The Lautenberg campaign issued a statement today blasting Rob Andrews for telling the Philadelphia Inquirer that “Frank Lautenberg has the same record I do.”
“The record is he was asked the question, and he said he would have voted for it,” Andrews said, referring to Lautenberg’s 2002 campaign against Republican Doug Forrester.
No objective analysis of the facts could possibly arrive at the conclusion that their records are the same. Andrews helped draft and sell the resolution supporting military force against Iraq. Lautenberg wasn’t in office at the time, though he did state his support for the resolution. Andrews voted in favor of continued funding for the war until 2005, but Lautenberg voted against it as early as October, 2003.
Andrews told the Inquirer that his opposition to the war “began in the summer of 2004 when he spoke to the Gloucester County Chamber of Commerce,” but the Lautenberg campaign points out that as late as November, 2005, Andrews told Gannet News that “[The Iraq War] removed a risk the country could not afford to bear. The fact of the matter is Saddam had the capability to produce biological and chemical weapons. Waiting would not have worked.”

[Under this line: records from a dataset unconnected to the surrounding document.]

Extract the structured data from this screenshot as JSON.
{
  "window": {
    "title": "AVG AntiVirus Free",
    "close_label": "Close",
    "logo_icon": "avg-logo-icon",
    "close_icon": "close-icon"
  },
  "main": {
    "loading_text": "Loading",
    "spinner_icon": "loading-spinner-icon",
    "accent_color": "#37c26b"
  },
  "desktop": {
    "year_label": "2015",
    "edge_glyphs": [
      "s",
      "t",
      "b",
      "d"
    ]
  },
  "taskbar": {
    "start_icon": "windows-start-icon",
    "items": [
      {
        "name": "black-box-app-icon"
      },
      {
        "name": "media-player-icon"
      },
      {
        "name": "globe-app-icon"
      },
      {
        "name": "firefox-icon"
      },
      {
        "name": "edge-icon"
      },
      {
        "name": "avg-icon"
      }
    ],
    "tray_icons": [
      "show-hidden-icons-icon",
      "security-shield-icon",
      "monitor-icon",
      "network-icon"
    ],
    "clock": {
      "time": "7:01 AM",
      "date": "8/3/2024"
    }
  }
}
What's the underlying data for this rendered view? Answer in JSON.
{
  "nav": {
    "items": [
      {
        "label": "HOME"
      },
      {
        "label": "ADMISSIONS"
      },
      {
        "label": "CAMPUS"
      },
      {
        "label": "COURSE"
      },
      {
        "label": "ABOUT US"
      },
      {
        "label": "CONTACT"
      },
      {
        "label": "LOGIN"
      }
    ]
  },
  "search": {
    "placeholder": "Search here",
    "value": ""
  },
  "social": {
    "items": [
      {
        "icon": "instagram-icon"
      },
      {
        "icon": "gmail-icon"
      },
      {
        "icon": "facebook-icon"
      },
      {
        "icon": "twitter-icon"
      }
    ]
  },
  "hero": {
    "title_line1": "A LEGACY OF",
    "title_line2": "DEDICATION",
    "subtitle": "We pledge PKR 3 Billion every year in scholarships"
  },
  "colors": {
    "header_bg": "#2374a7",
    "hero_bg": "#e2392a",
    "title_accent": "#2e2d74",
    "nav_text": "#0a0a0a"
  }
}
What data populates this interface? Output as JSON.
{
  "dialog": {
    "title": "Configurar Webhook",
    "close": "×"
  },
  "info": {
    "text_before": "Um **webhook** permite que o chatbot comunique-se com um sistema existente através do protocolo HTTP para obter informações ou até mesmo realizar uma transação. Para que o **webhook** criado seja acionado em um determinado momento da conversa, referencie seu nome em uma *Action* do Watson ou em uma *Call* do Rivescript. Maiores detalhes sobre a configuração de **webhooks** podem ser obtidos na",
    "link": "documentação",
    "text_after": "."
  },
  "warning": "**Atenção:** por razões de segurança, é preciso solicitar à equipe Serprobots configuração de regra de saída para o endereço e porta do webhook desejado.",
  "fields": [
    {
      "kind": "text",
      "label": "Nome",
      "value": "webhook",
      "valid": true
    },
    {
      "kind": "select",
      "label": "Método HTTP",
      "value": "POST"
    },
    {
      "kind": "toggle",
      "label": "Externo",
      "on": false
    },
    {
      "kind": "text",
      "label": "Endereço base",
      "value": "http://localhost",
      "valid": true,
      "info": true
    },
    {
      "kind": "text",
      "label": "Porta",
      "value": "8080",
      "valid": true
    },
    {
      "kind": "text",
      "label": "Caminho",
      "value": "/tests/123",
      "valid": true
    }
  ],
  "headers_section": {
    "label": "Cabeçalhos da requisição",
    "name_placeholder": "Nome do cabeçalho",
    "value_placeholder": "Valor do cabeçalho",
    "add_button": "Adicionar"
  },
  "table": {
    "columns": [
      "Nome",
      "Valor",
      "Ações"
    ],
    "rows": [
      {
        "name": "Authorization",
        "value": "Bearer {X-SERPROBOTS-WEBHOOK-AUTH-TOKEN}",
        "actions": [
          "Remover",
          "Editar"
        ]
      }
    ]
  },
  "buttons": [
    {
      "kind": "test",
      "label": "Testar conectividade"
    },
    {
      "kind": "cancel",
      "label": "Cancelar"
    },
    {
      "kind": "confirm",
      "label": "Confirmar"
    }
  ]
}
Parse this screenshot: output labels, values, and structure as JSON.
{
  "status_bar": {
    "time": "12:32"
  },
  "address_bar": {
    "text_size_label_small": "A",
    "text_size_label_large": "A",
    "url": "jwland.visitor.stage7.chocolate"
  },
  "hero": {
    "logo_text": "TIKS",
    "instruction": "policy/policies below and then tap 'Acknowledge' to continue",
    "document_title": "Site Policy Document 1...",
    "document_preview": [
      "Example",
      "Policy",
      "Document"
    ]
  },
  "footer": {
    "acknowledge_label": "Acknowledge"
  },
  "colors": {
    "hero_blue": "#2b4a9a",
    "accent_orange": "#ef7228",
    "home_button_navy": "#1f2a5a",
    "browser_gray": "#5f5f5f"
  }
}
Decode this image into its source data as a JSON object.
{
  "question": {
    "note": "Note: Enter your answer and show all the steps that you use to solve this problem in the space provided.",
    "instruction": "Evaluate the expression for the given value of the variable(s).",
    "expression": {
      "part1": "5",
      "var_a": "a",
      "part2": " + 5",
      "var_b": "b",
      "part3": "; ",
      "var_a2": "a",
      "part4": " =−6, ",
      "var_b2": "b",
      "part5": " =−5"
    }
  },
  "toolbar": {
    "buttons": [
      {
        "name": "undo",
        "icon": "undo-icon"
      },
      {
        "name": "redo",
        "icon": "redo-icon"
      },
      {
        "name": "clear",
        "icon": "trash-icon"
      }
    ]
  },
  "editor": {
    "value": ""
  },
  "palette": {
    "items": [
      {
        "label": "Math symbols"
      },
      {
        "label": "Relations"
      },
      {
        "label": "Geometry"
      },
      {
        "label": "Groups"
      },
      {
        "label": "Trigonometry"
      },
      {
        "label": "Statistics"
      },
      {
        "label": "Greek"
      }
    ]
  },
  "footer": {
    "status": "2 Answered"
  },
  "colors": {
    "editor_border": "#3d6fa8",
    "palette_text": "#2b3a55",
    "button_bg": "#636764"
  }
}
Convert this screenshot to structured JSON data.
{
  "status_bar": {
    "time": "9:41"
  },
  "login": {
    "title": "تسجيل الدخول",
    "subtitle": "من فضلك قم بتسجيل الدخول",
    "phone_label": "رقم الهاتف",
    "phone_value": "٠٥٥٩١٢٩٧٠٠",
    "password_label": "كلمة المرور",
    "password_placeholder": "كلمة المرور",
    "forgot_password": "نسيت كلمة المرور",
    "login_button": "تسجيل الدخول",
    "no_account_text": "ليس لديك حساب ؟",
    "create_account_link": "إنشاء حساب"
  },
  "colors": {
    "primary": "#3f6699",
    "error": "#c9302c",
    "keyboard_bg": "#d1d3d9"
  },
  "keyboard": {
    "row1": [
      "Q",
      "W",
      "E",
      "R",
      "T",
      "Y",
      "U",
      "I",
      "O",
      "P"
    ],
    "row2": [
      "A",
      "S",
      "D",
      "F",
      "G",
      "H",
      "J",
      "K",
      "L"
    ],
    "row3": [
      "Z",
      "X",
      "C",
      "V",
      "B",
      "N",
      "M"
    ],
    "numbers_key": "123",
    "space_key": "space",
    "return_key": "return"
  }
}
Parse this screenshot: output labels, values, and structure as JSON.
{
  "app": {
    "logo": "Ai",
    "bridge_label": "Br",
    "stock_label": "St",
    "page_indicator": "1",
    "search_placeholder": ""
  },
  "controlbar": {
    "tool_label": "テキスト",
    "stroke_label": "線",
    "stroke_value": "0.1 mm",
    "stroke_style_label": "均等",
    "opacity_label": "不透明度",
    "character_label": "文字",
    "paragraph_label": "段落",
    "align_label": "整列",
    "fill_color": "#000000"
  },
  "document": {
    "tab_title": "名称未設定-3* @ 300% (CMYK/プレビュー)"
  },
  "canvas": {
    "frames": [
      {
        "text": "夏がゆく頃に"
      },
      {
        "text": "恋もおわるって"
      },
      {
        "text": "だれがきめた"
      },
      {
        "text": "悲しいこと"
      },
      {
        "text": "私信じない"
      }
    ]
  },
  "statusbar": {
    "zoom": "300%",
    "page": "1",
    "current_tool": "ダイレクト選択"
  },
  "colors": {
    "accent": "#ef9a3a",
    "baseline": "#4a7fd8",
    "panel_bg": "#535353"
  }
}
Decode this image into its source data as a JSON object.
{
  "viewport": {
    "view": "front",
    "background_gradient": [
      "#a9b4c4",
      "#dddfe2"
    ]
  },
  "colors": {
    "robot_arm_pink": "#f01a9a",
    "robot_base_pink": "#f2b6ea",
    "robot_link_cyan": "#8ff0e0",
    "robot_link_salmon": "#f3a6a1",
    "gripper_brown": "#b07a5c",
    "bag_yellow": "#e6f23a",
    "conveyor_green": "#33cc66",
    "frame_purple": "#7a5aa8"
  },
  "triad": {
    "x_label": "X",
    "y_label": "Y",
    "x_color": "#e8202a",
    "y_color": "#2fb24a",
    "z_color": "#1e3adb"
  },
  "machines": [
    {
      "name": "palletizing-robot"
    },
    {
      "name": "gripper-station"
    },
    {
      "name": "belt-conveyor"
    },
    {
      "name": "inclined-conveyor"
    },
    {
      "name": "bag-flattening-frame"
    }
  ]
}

Lautenberg rightly disagreed with Andrews’ characterization.
Lautenberg said yesterday that there are “enormous differences” between their records on the war.
As a candidate in 2002 without access to the intelligence that members of Congress have, Lautenberg said, “I saw the stories in the news and thought it might be a good idea to get rid of Saddam.”
Once inside the Senate in 2003, “I voted against funding, and Rob Andrews led the parade for this. He helped write the legislation. He was the one who sent the troops into Iraq. He was the one who supported the president’s initiatives.”
It’s true that he has voted against the war every chance he’s had, but Lautenberg’s support for the war wasn’t limited to his statements while campaigning in November, 2002. Having access to whatever information Members of Congress have access to didn’t lead him to immediately change his mind.
In fact five months after the election and three months after joining the Senate, Lautenberg was still touting his support for the war [April 8, 2003 press conference] (emphasis added):
Certainly, we didn’t ask Saddam Hussein to continue with his — with the president’s request for volunteering the information that they had there. Instead, we trotted out the Army, the Navy, the Marines and everybody to make sure that we shut down the possibility that one day, one day that Saddam Hussein and Iraq might come and threaten our people and our safety. And I approved of the president’s action in this case.
Undoubtedly, Senator Lautenberg has a much stronger, longer and vocal record of opposing this misguided war, while Congressman Andrews was an architect of the legislation and helped lend “bipartisan” credibility to the effort. Lautenberg’s campaign is right to object that their records are nowhere close to “the same”, but both campaigns are going to develop a credibility problem if they don’t stick to the facts and treat the voters with a little more respect.